Cheaper than built-in, the load balancer for your Heroku pipeline applications. The way to host CPU-bound
A load balancer is a device that distributes network or application traffic across a cluster of servers. A load balancer sits between the client and the server farm accepting incoming network and application traffic and distributing the traffic across multiple backend servers. By balancing application requests across multiple servers, a load balancer reduces individual server load and prevents any one application server from becoming a single point of failure, thus improving overall application availability and responsiveness.
Heroku has built-in load balancer:
Heroku’s HTTP routers distribute incoming requests for your application across your running web dynos. So scaling an app’s capacity to handle web traffic involves scaling the number of web dynos. A random selection algorithm is used for HTTP request load balancing across web dynos - and this routing handles both HTTP and HTTPS traffic.
But at the same time, built-in load balancer can't help if your application is CPU-bound.

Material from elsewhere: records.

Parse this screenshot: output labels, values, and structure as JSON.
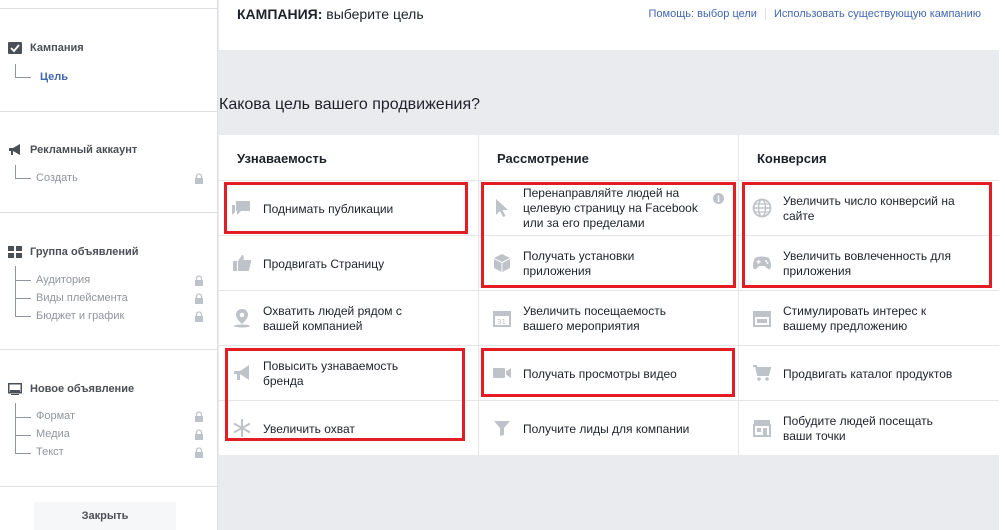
{
  "header": {
    "title_prefix": "КАМПАНИЯ:",
    "title_rest": " выберите цель",
    "help_link": "Помощь: выбор цели",
    "use_existing_link": "Использовать существующую кампанию"
  },
  "sidebar": {
    "campaign": {
      "title": "Кампания",
      "sub": "Цель"
    },
    "ad_account": {
      "title": "Рекламный аккаунт",
      "sub": "Создать"
    },
    "ad_group": {
      "title": "Группа объявлений",
      "items": [
        "Аудитория",
        "Виды плейсмента",
        "Бюджет и график"
      ]
    },
    "new_ad": {
      "title": "Новое объявление",
      "items": [
        "Формат",
        "Медиа",
        "Текст"
      ]
    },
    "close_label": "Закрыть"
  },
  "question": "Какова цель вашего продвижения?",
  "columns": [
    {
      "title": "Узнаваемость",
      "items": [
        {
          "label": "Поднимать публикации",
          "icon": "speech-bubbles-icon"
        },
        {
          "label": "Продвигать Страницу",
          "icon": "thumbs-up-icon"
        },
        {
          "label": "Охватить людей рядом с\nвашей компанией",
          "icon": "map-pin-icon"
        },
        {
          "label": "Повысить узнаваемость\nбренда",
          "icon": "megaphone-icon"
        },
        {
          "label": "Увеличить охват",
          "icon": "snowflake-icon"
        }
      ]
    },
    {
      "title": "Рассмотрение",
      "items": [
        {
          "label": "Перенаправляйте людей на\nцелевую страницу на Facebook\nили за его пределами",
          "icon": "cursor-icon"
        },
        {
          "label": "Получать установки\nприложения",
          "icon": "box-icon"
        },
        {
          "label": "Увеличить посещаемость\nвашего мероприятия",
          "icon": "calendar-icon"
        },
        {
          "label": "Получать просмотры видео",
          "icon": "video-camera-icon"
        },
        {
          "label": "Получите лиды для компании",
          "icon": "funnel-icon"
        }
      ]
    },
    {
      "title": "Конверсия",
      "items": [
        {
          "label": "Увеличить число конверсий на\nсайте",
          "icon": "globe-icon"
        },
        {
          "label": "Увеличить вовлеченность для\nприложения",
          "icon": "gamepad-icon"
        },
        {
          "label": "Стимулировать интерес к\nвашему предложению",
          "icon": "storefront-icon"
        },
        {
          "label": "Продвигать каталог продуктов",
          "icon": "shopping-cart-icon"
        },
        {
          "label": "Побудите людей посещать\nваши точки",
          "icon": "store-icon"
        }
      ]
    }
  ],
  "colors": {
    "link": "#4267b2",
    "highlight": "#e41d24",
    "icon": "#bec2c9"
  }
}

If you are processing individual requests slowly due to CPU or other shared resource constraints (such as database), then optimizing concurrency on the dyno may not help your application’s throughput at all.
So, there are pros of the solution:
Performenceplan for your application (it means you will have 4 dynos — 4 server instances), it will cost you $100 per month. In case of the solution, you can buy 4 independent applications (
Hobbyplan — $7 per month per instance), setup an indential software, put the load balancer before them (also, $7 per month) — it will cost you $35 (7$x5) — ~3 times cheaper,
Herokucannot completely fit you in this case. You can even buy the
Performanceplan, but it will not increase your
CPUperformance too much to pay a few hundred dollars for this. But if you create tens of the instances with identical software and put a load balancer before them, it may solve your problems.
And cons of the solution. Keep in mind that this solution requires multiple, technically independent applications. The applications do not behave as a single application:
Heroku platformdoes not operate them as a single app (could cause downtime during deployments or daily dyno cycling) when the single load balancer
Hobbydyno cycles (restarts) each day or on deployment, the entire app will go offline temporarily,
Deploy to Herokubelow.
API Keysection, reveal the key and paste it to the
f64cf79b-79ba-4c45-8039-57c9af5d4508mentioned by red arrow at the top.
Deploy app. The process of deploying will start immediately as illustrated below.
heroku logs --tail -a application-namein the terminal), and send the request to the load balancer application. As the result, the load balancer will proxy your request to the each back-end server in round-robin method (one by one in order).
PIPELINE_IDENTIFER) to create load balancer for its applications in
HEROKU_API_KEY, URLs of applications are fetched.
Clone the project with the following command:
$ git clone https://github.com/dmytrostriletskyi/heroku-load-balancer.git $ cd heroku-load-balancer
To build the project, use the following command:
$ docker build -t heroku-load-balancer . -f Dockerfile
To run the project, use the following command. It will start the server and occupate current terminal session:
$ docker run -p 7979:7979 -v $PWD:/heroku-load-balancer \ -e PORT=7979 \ -e HEROKU_API_KEY='8af7dbb9-e6b8-45bd-8c0a-87787b5ae881' \ -e PIPELINE_IDENTIFIER='f64cf79b-79ba-4c45-8039-57c9af5d4508' \ --name heroku-load-balancer heroku-load-balancer
If you need to enter the bash of the container, use the following command:
$ docker exec -it heroku-load-balancer bash
Clean all containers with the following command:
$ docker rm $(docker ps -a -q) -f
Clean all images with the following command:
$ docker rmi $(docker images -q) -f